* What is needed
Among the entries that follow, count the lines that contain the word "message" and say how many there are, writing nothing else.

* Data for analysis
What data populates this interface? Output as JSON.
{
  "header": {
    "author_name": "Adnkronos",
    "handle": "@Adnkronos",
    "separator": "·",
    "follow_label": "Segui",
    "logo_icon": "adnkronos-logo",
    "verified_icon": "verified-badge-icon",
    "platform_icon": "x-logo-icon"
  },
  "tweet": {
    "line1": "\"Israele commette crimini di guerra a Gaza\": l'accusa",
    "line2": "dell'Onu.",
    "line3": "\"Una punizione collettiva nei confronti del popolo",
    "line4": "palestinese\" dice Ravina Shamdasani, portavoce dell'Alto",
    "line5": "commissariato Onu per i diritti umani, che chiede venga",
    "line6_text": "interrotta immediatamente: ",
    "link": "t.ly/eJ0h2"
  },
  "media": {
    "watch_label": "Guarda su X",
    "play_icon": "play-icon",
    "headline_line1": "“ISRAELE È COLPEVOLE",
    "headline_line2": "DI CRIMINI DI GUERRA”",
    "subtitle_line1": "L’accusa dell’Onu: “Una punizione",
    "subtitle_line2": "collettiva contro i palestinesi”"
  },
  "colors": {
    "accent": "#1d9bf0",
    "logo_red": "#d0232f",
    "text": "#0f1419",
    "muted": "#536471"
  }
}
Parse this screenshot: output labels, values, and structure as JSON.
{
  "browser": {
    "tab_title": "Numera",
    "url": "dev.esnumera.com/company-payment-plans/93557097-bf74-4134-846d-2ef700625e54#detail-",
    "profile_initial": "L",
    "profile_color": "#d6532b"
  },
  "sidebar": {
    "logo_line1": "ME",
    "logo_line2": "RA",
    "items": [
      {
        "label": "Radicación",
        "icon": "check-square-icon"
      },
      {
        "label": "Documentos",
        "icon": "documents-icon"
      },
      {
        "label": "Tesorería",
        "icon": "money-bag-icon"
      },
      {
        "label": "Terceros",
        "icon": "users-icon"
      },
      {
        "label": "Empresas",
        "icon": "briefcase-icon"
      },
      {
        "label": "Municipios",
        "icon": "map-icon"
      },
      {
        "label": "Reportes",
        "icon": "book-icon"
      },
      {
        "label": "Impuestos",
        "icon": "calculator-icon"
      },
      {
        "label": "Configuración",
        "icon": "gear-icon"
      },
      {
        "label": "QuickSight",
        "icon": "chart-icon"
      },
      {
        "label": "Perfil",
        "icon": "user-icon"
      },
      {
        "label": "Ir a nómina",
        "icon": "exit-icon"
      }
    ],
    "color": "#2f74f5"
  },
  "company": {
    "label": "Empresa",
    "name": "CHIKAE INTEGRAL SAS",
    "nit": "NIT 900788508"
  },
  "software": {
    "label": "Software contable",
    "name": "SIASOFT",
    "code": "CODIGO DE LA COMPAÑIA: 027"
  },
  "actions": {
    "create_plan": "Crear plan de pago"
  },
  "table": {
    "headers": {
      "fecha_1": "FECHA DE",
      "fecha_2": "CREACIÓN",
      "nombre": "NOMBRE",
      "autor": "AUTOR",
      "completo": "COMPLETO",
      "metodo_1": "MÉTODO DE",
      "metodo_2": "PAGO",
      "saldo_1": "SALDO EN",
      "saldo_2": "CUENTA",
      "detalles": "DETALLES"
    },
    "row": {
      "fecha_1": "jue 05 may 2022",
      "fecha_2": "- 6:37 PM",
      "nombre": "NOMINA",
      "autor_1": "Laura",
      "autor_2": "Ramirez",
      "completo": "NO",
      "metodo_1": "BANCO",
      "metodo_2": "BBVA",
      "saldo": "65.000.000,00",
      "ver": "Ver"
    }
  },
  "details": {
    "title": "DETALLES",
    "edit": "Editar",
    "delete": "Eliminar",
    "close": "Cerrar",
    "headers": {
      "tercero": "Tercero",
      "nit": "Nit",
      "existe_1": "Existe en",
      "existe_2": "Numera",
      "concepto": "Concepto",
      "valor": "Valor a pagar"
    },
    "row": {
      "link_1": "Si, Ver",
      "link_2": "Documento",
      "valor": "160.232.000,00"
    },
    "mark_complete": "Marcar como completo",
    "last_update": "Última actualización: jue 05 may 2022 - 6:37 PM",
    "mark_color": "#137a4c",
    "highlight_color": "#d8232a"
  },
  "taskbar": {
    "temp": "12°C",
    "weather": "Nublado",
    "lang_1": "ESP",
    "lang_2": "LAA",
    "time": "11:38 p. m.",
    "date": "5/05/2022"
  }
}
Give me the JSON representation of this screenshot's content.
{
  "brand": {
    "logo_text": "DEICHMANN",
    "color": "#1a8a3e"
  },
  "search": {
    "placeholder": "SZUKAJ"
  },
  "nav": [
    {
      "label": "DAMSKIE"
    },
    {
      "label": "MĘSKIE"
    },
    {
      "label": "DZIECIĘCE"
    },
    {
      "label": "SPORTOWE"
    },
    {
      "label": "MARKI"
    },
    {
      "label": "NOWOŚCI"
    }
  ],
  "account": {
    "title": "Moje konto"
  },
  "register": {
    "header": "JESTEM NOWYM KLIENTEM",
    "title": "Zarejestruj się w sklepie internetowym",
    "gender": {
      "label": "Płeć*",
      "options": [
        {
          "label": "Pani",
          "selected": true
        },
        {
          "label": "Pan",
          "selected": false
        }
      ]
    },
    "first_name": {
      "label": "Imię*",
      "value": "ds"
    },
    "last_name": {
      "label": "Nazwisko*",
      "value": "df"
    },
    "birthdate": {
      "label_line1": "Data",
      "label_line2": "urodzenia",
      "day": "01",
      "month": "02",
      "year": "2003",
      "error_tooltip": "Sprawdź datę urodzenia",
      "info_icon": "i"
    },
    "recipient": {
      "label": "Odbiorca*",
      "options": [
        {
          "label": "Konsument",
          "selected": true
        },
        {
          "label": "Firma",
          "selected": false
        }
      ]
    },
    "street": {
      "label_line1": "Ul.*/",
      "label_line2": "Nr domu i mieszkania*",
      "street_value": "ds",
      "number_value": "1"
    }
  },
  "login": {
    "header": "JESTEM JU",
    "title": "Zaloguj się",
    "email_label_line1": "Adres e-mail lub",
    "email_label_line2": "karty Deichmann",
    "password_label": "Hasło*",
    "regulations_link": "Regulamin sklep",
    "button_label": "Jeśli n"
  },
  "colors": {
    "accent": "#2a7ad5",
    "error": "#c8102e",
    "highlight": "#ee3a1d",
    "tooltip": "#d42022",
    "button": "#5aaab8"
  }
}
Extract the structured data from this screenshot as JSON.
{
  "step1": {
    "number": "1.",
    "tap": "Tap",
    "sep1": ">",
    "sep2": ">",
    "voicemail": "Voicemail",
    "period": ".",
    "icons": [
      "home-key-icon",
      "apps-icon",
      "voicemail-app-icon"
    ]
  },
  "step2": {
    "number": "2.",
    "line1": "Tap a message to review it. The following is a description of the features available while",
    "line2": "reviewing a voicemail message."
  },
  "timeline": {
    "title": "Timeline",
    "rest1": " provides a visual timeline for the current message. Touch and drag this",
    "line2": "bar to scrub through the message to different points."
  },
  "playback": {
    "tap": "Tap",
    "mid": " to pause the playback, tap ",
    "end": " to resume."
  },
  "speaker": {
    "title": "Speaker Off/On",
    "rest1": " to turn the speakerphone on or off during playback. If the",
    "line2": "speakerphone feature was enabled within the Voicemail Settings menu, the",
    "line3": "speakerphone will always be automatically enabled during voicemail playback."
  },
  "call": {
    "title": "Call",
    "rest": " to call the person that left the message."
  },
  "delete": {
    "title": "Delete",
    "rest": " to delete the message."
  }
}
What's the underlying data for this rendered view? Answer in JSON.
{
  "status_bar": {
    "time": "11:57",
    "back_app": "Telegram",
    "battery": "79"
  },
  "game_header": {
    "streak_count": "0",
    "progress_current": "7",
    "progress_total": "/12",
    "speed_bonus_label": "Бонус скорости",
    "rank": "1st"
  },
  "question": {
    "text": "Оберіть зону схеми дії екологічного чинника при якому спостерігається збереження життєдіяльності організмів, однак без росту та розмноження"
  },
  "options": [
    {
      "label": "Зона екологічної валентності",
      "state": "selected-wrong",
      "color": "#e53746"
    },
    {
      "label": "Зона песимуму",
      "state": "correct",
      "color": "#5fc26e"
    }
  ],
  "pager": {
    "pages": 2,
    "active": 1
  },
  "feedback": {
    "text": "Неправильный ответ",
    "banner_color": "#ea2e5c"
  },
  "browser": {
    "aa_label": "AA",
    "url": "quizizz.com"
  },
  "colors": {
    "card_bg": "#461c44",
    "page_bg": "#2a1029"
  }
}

* Exercise response
6